Do you want to know more about how to increase workout intensity correctly? You can and should alter the intensity of your workouts all the time.
A key reason people don’t see the results they’re hoping for is that they aren’t increasing the intensity as much as they should. When a workout is no longer intense, it is too easy for you to do. Therefore, you’re never going to progress.
What Happens When You Increase the Intensity of a Workout Before You Are Ready?
Many people don’t understand how to increase the intensity safely. So today, we will go over a few fundamental principles that allow you to do this. But first, what happens when you up the intensity too soon?
Changing the intensity of a workout puts more demand on your body. Unfortunately, this can be too much for your body to handle if done incorrectly.
Take running, for example. If you run 5k a day at the same pace and then decide to run 10k a day, your body must adapt to the increased intensity. The runs are twice as long, so your muscles work twice as hard.
As a result, you end up with an Achilles tendon wrapping around your ankles because you’ve developed tendinitis. Too much intensity can put too much stress on ligaments, tendons, and muscles. As a result, you are likely to get injured!
How Do You Safely Increase the Intensity of a Workout?
As mentioned, it is paramount that you up the intensity of your workout routines to see genuine progress. But, there are right and wrong ways of doing this. To do it the right way, follow these two principles:
- Only change one thing at a time
- Take small steps
What do we mean by only changing one thing at a time? Okay, let’s imagine you’re into bodybuilding and want a bigger chest. If you bench press a lot, there are plenty of ways you can make the bench press more intense, forcing your muscles to grow bigger.
For example, you could add more weight to the bar. Also, you could slow down the tempo of your repetitions. You could add more reps to the set, etc. Doing these things at once will put too much strain on your muscles and could cause an injury.
Instead, pick one thing, change it, and then pick another thing later down the line when your body has adjusted again.
The same goes for taking small steps. Let’s go back to the running example earlier. You want to run 10k a day instead of 5, okay?
How about you start by running 6k a day? Do this for a few days, then move up to 7 or 8k. Gradually, you let your body adjust to the new training stressors and make your way to 10k.
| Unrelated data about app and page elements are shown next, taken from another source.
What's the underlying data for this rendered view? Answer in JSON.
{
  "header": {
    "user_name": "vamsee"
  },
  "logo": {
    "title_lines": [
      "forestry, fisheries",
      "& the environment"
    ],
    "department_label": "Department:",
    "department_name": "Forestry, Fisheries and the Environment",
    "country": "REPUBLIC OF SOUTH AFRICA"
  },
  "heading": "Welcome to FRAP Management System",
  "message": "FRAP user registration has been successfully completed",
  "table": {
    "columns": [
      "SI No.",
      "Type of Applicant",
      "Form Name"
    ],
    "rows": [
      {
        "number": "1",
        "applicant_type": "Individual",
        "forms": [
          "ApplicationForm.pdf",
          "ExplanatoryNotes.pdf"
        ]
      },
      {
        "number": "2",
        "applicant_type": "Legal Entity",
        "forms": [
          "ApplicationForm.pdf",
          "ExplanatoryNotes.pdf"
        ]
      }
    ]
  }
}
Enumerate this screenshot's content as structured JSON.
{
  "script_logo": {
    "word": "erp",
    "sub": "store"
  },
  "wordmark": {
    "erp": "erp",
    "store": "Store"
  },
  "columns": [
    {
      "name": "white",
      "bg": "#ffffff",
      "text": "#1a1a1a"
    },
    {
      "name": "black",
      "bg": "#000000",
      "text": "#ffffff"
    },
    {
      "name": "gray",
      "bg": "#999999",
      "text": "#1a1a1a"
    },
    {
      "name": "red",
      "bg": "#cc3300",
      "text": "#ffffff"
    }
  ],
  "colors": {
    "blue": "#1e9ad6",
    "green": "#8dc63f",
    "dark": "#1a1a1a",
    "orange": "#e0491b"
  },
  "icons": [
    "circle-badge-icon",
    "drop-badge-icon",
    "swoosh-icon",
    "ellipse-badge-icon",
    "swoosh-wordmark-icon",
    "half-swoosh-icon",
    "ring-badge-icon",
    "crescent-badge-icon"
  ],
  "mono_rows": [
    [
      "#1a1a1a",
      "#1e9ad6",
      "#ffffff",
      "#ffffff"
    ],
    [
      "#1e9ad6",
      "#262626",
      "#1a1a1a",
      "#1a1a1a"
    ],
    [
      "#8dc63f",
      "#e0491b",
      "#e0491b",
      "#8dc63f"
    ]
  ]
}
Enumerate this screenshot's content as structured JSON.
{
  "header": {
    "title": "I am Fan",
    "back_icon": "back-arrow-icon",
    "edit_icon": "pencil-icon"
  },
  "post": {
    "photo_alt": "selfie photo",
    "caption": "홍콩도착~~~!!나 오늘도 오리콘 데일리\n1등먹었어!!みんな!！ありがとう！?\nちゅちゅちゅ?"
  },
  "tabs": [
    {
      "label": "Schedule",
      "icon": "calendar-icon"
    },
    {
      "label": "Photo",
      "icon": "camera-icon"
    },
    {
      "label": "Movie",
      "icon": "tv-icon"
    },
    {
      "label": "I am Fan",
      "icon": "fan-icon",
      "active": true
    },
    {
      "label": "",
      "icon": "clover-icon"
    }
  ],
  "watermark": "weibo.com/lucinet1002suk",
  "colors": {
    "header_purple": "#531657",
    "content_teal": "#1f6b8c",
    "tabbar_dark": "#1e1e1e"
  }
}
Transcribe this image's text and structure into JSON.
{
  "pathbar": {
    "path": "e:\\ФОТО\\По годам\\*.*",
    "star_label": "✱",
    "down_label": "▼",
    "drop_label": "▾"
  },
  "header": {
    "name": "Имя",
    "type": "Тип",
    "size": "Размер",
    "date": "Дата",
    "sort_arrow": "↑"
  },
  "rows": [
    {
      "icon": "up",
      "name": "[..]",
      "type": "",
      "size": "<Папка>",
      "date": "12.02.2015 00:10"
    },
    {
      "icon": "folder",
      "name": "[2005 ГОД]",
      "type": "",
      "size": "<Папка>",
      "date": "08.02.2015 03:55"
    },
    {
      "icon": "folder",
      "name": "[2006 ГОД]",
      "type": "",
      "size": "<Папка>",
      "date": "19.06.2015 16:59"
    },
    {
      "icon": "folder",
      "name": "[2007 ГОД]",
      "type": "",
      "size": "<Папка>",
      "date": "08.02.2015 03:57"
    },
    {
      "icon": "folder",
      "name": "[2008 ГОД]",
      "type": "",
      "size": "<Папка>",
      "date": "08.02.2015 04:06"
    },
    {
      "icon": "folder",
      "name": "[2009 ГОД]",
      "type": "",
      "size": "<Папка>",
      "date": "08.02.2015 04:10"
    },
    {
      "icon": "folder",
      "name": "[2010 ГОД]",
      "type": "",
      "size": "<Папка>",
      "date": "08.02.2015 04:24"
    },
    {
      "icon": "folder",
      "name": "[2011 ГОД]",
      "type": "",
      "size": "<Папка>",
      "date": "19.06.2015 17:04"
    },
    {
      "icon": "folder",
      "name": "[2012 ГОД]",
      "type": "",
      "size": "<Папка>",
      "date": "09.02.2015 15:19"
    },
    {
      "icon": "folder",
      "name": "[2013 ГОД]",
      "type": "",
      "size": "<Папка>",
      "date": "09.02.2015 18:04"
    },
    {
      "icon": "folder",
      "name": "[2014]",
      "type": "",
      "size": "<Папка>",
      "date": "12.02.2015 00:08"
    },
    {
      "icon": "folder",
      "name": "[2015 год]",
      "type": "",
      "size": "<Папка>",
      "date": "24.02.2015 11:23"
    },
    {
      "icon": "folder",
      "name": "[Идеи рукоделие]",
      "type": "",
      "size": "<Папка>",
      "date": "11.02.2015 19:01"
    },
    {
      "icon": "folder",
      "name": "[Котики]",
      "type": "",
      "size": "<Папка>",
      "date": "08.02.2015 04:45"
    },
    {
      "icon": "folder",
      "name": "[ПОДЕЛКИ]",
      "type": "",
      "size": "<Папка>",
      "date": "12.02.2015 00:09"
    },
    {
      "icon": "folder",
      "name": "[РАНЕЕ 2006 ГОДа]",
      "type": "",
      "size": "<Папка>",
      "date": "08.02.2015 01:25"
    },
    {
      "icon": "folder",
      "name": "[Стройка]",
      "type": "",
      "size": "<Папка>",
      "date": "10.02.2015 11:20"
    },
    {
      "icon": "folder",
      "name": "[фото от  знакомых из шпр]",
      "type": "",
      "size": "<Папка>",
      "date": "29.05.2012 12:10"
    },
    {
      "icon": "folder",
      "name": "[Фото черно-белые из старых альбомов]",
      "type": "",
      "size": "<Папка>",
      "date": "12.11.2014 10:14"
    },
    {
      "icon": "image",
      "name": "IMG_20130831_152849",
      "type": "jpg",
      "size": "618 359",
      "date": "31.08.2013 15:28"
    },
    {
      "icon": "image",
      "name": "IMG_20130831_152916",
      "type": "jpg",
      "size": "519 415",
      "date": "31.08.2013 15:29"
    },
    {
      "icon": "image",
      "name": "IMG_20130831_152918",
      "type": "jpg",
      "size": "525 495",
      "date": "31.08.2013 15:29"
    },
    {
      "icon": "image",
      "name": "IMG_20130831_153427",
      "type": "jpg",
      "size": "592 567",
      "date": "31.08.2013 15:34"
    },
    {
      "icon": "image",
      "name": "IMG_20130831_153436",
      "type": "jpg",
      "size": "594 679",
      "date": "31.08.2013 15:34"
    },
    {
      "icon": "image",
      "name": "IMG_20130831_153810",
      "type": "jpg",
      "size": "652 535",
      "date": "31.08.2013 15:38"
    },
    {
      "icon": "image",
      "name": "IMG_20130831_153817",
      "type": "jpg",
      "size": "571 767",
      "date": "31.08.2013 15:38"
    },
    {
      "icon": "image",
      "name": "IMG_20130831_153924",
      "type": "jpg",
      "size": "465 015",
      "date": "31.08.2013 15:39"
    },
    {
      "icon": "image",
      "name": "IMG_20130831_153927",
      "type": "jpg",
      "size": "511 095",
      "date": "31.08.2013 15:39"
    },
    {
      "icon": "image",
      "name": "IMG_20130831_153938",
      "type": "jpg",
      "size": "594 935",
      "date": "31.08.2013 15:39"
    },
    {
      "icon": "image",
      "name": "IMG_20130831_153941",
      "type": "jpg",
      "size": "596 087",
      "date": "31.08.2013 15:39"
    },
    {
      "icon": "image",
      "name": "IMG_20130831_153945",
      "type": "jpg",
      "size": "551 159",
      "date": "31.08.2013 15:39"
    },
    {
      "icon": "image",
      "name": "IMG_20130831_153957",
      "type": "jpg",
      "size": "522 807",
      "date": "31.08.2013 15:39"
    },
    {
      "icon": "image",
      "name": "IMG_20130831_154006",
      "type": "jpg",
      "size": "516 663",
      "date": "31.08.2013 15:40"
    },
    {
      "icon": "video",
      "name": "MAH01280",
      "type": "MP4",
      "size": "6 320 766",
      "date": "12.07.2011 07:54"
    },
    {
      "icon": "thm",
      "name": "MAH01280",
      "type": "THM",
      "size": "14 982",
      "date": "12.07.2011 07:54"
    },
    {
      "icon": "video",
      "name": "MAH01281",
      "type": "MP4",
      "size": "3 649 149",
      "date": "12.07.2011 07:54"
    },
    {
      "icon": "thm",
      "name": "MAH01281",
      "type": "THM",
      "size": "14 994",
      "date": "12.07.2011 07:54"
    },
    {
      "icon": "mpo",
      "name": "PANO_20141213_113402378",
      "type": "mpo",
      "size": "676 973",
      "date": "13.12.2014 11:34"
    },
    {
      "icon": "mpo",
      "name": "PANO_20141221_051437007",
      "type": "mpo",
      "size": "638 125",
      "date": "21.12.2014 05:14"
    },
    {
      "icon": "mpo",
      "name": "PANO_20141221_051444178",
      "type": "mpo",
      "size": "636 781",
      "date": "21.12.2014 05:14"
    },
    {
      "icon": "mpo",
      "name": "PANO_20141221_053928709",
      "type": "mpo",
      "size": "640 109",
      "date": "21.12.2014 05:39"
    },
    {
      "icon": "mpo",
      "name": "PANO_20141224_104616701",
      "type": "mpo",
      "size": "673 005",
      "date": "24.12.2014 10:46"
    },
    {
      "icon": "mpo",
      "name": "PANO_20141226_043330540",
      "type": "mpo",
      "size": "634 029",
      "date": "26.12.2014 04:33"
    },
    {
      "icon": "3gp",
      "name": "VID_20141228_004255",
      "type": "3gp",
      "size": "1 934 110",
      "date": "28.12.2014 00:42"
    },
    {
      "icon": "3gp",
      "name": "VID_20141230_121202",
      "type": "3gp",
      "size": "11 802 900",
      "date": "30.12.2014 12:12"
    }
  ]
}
Also, this allows your muscles to adapt and get stronger, preventing tendinitis or other common injuries.
The Last Word on Safely Increasing the Intensity of a Workout
In conclusion, the intensity of your workouts is the key to seeing fantastic results. But don’t bite off more than you can chew! Instead, change one thing at a time and take smaller steps.
Thus, this helps you make your workouts more intense without damaging your body. If you are into resistance training, use progressive overload, a periodization plan, or a drop set to make the necessary changes.
Finally, pair your workout with a diet, rest, and recovery plan to stay balanced and get better results. What do you think? Please share your response in the comment section below so that others can benefit from your experience.